We did a survey a couple of weeks ago, and we are slowly but surely answering them here on the blog. Our hope is that we can be clear and honest with you.
I have three goals when I preach. I want to say what the Bible says. I want to do all that I can to make the Bible understandable. And I want to help people respond to what the Bible says with honesty and hope.
So for me, preaching should be biblical, understandable and helpful.
Preaching should be biblical. The main idea of my sermon is built on the foundation of the text. I should be saying what the Bible says. This is what we call expository preaching; not necessarily a word-by-word explanation of the text; but building a message from the syntax and genre of a text.
This is why a sermon out of the Psalms or Luke comes off as more creative or artistic than a sermon out of Romans or 1 Peter. Different genres demand different approaches to communicating the message of the Bible. But the goal of every sermon is to be expositional in saying what God is saying to us through this particular sliver of the Scriptures.
Preaching should also be understandable and helpful. When I taught preaching in graduate school, I had a question I asked at the beginning of my review session with my students: how were you helping people understand and apply the Bible? No two preachers are alike in how they answer this question. And for good reason: no two preachers are alike. Andy Stanley is not John Piper. And John Piper is not Matt Chandler. And Matt Chandler is not Tim Keller. And Tim Keller is not Steven Furtick. And Steven Furtick is not Matt Adair.
The challenge for me and every preacher is whether our efforts to be understandable and helpful actually produce understanding and clear steps towards applying what we’ve heard. There are ways that I do this well and other areas of communication where I struggle. Someone might find me very understandable and helpful while the person sitting next to them might find me rather confusing and unhelpful.
So for me - and for anyone who preaches in one of our gatherings - our goal is to be biblical, understandable and helpful.

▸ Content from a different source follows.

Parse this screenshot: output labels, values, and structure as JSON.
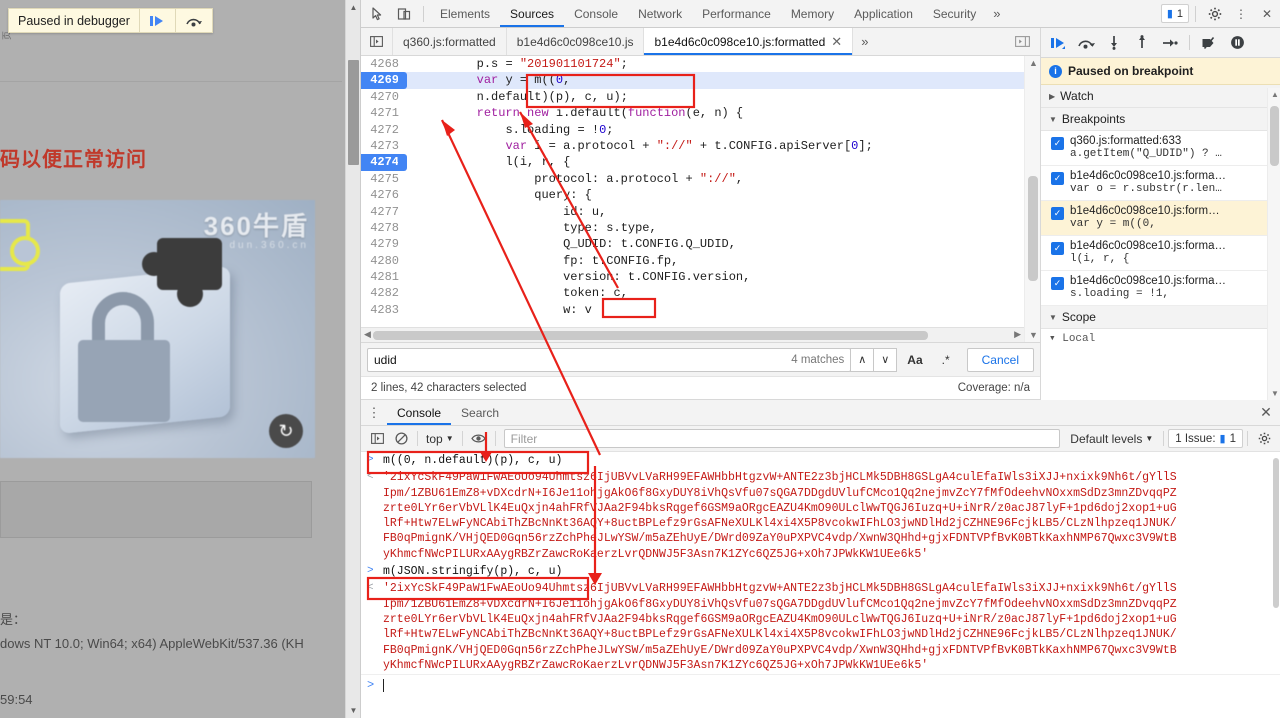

Do I always win? No. That’s why I work at my craft and listen to you as you ask questions and give feedback about my sermons. And it’s why all of us put our hope in Jesus. He is the real preacher in the room on Sundays. I am humbled and encouraged by the thought that while God uses me to talk to you through a sermon, his work is not limited by my flaws.